** Problem statement **
Below are records; count how many of their lines contain the string "Auto", and give only that number.

___ Data supplied ___

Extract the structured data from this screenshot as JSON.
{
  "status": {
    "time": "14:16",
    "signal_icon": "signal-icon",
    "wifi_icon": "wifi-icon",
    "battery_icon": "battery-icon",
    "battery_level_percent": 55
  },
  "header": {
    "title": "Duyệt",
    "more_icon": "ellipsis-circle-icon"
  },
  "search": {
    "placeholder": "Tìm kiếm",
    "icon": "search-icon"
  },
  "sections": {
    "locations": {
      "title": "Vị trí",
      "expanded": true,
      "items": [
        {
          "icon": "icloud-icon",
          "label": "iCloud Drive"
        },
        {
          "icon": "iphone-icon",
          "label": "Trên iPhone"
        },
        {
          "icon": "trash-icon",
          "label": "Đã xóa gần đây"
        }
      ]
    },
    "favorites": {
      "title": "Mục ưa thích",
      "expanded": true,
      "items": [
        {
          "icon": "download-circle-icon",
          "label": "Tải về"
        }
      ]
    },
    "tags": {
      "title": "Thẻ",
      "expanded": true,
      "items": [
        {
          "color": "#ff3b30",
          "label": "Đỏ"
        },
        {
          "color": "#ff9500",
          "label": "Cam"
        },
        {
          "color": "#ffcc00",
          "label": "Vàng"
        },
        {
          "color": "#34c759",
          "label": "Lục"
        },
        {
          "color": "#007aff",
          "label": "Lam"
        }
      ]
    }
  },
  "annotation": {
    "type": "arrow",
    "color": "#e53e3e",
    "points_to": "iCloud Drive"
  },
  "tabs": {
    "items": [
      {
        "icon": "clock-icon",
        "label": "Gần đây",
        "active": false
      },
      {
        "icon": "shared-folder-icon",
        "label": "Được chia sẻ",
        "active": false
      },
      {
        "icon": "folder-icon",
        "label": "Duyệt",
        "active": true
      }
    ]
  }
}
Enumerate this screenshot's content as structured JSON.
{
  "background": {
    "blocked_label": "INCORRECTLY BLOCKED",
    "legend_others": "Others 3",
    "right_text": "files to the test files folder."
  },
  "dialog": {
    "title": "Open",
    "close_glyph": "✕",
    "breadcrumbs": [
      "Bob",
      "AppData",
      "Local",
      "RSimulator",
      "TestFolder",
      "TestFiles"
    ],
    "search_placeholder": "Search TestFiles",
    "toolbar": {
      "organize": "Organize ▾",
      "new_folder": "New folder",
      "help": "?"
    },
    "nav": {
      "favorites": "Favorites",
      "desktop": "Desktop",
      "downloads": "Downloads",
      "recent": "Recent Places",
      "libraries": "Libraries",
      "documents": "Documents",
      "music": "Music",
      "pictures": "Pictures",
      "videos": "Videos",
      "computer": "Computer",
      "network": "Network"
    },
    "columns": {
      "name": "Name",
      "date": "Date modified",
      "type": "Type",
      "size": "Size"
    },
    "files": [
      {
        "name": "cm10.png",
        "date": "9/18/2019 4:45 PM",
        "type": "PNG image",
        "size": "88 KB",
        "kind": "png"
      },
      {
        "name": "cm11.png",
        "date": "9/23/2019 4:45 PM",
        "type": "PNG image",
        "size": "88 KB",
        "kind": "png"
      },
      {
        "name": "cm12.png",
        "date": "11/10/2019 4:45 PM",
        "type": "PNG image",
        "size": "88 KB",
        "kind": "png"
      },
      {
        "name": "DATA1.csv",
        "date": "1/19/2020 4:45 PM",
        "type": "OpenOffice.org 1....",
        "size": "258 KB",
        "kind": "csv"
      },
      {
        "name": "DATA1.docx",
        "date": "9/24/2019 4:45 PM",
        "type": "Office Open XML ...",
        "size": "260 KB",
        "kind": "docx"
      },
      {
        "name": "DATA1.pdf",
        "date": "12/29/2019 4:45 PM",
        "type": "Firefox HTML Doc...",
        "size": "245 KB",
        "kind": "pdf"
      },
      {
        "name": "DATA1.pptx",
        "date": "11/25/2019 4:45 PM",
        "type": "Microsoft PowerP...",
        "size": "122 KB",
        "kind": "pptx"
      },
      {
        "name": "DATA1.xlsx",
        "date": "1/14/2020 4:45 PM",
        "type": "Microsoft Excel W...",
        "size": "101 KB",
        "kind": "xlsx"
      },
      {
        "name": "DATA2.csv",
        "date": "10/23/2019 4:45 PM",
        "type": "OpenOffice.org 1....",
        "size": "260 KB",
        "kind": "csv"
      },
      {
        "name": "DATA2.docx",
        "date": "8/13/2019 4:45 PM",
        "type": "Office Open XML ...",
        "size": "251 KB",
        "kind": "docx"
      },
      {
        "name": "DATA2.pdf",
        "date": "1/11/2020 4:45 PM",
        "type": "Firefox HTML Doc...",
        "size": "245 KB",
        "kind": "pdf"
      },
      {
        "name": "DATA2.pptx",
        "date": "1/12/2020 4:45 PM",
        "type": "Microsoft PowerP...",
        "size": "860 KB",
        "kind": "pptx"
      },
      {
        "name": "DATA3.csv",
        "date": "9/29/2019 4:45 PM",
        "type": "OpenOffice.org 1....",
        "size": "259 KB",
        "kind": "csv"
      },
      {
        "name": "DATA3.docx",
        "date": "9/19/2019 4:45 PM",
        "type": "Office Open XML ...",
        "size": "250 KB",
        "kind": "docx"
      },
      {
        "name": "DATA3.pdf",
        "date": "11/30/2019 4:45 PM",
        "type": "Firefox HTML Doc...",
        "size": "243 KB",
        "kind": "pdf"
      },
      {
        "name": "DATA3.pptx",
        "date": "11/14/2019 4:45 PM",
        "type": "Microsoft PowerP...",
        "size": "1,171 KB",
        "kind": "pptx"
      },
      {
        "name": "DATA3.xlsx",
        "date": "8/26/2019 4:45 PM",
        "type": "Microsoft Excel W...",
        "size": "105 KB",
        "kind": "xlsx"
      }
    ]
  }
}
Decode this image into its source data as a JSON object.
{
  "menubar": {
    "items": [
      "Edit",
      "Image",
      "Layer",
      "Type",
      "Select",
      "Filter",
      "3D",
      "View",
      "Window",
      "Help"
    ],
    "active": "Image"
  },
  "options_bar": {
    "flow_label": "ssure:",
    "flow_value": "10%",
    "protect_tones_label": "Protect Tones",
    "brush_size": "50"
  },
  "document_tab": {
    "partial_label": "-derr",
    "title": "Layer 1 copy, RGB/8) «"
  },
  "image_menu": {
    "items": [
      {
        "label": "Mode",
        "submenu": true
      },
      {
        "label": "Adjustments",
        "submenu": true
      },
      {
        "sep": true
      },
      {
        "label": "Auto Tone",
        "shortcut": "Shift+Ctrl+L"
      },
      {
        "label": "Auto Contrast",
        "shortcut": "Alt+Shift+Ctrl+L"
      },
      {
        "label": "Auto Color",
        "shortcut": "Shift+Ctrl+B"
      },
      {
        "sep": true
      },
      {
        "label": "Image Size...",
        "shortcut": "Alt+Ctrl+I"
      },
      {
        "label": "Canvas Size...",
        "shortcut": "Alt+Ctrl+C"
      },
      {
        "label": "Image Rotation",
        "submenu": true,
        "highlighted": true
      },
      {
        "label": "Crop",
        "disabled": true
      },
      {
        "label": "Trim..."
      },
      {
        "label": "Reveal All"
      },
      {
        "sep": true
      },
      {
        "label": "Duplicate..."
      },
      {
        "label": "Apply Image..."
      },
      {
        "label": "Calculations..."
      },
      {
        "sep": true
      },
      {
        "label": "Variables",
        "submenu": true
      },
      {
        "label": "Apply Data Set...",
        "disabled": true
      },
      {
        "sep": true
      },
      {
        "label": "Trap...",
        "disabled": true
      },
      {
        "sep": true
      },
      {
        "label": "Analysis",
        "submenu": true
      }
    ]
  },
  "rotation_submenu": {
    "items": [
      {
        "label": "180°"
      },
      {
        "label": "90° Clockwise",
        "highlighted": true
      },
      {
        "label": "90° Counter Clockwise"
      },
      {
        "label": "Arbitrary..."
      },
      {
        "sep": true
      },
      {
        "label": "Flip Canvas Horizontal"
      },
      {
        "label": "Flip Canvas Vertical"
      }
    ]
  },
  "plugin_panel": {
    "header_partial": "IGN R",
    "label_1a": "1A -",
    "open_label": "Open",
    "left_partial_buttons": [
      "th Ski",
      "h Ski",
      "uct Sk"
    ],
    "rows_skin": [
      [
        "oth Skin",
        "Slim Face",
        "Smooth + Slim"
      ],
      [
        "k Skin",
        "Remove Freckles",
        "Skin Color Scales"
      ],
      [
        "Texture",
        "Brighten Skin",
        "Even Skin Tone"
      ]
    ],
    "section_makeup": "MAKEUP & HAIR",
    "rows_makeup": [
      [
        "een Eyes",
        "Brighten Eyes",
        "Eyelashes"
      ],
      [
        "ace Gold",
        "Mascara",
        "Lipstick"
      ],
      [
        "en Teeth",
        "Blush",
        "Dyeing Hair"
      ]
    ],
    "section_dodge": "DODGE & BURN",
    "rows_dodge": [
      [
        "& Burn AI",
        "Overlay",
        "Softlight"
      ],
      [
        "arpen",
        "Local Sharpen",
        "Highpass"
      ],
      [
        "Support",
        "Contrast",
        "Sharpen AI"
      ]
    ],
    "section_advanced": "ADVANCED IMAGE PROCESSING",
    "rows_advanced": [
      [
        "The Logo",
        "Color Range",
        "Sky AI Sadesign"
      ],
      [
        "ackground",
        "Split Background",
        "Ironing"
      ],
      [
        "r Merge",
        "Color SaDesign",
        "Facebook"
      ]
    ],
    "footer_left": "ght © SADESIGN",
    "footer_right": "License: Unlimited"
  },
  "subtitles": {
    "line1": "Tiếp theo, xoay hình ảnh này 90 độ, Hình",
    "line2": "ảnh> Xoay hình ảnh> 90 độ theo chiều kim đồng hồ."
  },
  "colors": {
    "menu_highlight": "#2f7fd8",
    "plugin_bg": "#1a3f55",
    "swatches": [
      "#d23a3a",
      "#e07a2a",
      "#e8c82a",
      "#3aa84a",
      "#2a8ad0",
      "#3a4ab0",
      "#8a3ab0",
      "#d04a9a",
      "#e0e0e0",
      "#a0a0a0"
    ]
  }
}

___

** Problem solution **
3